In January of 2015, a time so distant that no one in the state department seems to remember it, ISIS was running rickshaw through the villages of Northern Syria. American funded Jihadists simply could not compete with the more authentic, black draped, beheading variety of extremist. Despite America’s funding of various extremist groups in the region to fight ISIS ( and more realistically Assad), it’s fair to note ISIS still had more American weapons than our newly found “allies.”
The dominance ISIS had on the ground, with their fleet of armored vehicles made in America, was about to come to an end. The Kurds, perhaps the only force in the region not receiving money and arms from the United States, began their defense of the the Rojovan city known as Kobani ( North Eastern Syria/ Western Kurdistan) unsuccessfully. With Turkish troops watching ambivalently – if we’re being generous – the world was prepared to watch another massacre at the hands of ISIS.
An interesting thing happened next. Though Kobani was expected to fall immediately – especially with no support from the international community, the small province simply did not crumble. Compared to the attempt by Adolf Hitler to siege Stalingrad from the Soviets, the residents of Kobani refused to accept defeat and fought to a bloody, white knuckle stalemate. During this time, only months after the attempted Yazidi genocide atop the Sinjar mountain, the international media was tuned into the bloody fight occurring in Syria. “Stand With Kobani” trended on social media throughout the world, while pictures and videos of the atrocities circulated to the masses.
With the word’s attention on Kobani, the United States finally entered the fray with a series of air strikes targeting American vehicles now driven by extremists. The action allowed for the citizens of Kobani to take the upper hand against their deranged enemy. After this success the YPG and PKK, the Kurdish ground troops who bravely fought against ISIS, continued to build momentum and began to retake more and more ISIS controlled land.
Unfortunately for Syria, specifically the Kurds, NATO does not recall or care what had occurred less than one year ago. NATO does not recall or care about the Kurds being the only successful ground troop against ISIS. NATO does not care about the existence of ISIS. Most egregiously, NATO does not care when its members murder the very same Kurdish troops who were and still are fighting so bravely against ISIS.

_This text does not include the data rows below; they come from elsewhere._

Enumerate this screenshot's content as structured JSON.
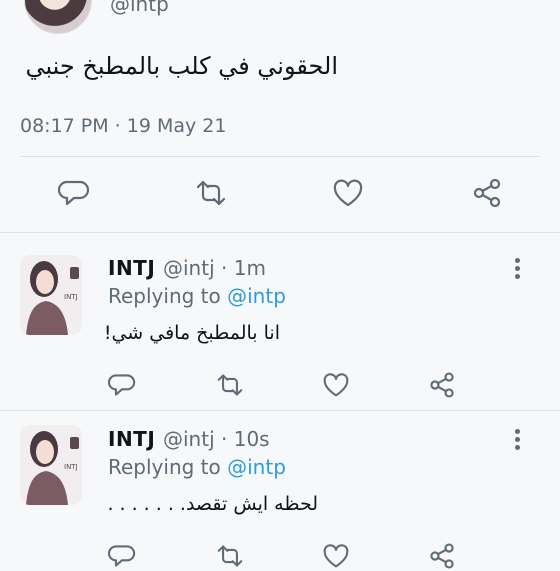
{
  "main_tweet": {
    "handle": "@intp",
    "text": "الحقوني في كلب بالمطبخ جنبي",
    "timestamp": "08:17 PM · 19 May 21",
    "actions": [
      "reply-icon",
      "retweet-icon",
      "like-icon",
      "share-icon"
    ]
  },
  "replies": [
    {
      "name": "INTJ",
      "handle": "@intj",
      "time": "· 1m",
      "replying_prefix": "Replying to",
      "replying_handle": "@intp",
      "text": "انا بالمطبخ مافي شي!"
    },
    {
      "name": "INTJ",
      "handle": "@intj",
      "time": "· 10s",
      "replying_prefix": "Replying to",
      "replying_handle": "@intp",
      "text": "لحظه ايش تقصد. . . . . . ."
    }
  ],
  "colors": {
    "link_blue": "#2d9be0",
    "secondary_text": "#5f6b76",
    "background": "#f7f8f9"
  }
}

With the elections in Turkey over – similar in its shrouded nature to other regional elections – the NATO ally, fueled by nationalism and dreams of the Ottoman Empire, has unleashed its wrath upon the Kurds. Despite the international community praising the Kurds of Syria within this year, finding a single voice of opposition to Turkey’s actions is a fool’s mission.
Often the question of “why” is the most difficult to answer. In the case of Turkey, with its high population of Kurds in the South Eastern portion of the county, the “why” is easy: An autonomous Kurdish state bordering Turkey would provide Turkish Kurds motivation to achieve a similar goal.
More difficult to answer is the motivation of NATO to allow the most effective ground troop against ISIS to be destroyed by an ally. The Rojavan Kurds are not capitalists. As a communal autonomous state, void of despots, void of a siphon to suck the money from the majority into the pockets of an elite oligarchy, there is no motivation for the Western world to protect them.
There is a reason despots run the Middle East: they were installed post World War 1 by the Western powers. If a country has the majority live in poverty, an elite class can still prosper by selling state resources to the West at a reduced price. If the country’s wealth was distributed to all the people, the Western countries would have to pay more. Essentially low prices are achieved by foreign poverty. If the Kurds of Syria want Western help, all they have to do is find a Saddam Hussein type character to rule over them.